#### To do:
If an entry holds a picture, drop the picture but restate the entry word for word.

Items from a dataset

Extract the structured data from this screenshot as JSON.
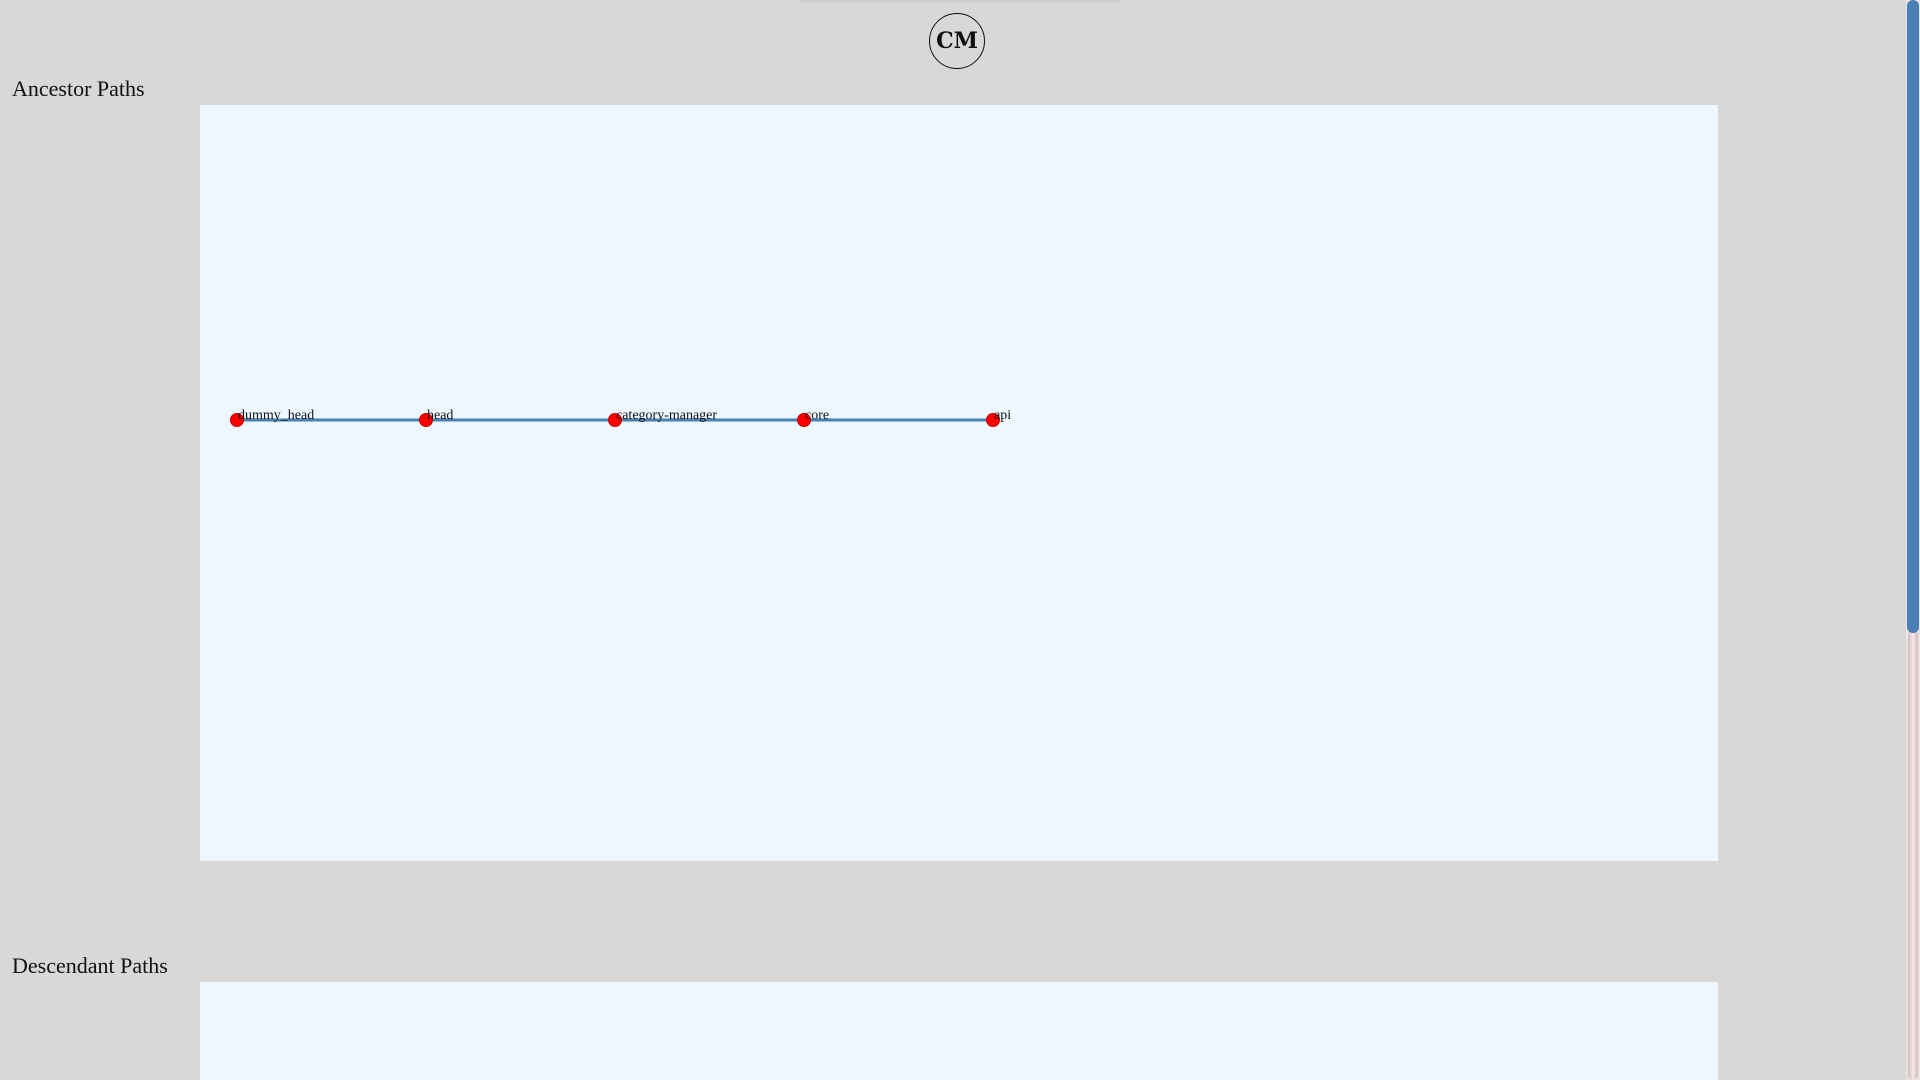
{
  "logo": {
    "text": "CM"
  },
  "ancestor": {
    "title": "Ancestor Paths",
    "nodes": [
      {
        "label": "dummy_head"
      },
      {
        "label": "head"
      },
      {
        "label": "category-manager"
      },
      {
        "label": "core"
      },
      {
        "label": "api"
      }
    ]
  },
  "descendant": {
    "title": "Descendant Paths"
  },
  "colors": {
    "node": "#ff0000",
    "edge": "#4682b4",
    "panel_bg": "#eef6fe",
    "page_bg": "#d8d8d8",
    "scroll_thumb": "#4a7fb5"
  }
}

#### Completed exercise:
Extract the structured data from this screenshot as JSON.
{
  "logo": {
    "text": "CM"
  },
  "ancestor": {
    "title": "Ancestor Paths",
    "nodes": [
      {
        "label": "dummy_head"
      },
      {
        "label": "head"
      },
      {
        "label": "category-manager"
      },
      {
        "label": "core"
      },
      {
        "label": "api"
      }
    ]
  },
  "descendant": {
    "title": "Descendant Paths"
  },
  "colors": {
    "node": "#ff0000",
    "edge": "#4682b4",
    "panel_bg": "#eef6fe",
    "page_bg": "#d8d8d8",
    "scroll_thumb": "#4a7fb5"
  }
}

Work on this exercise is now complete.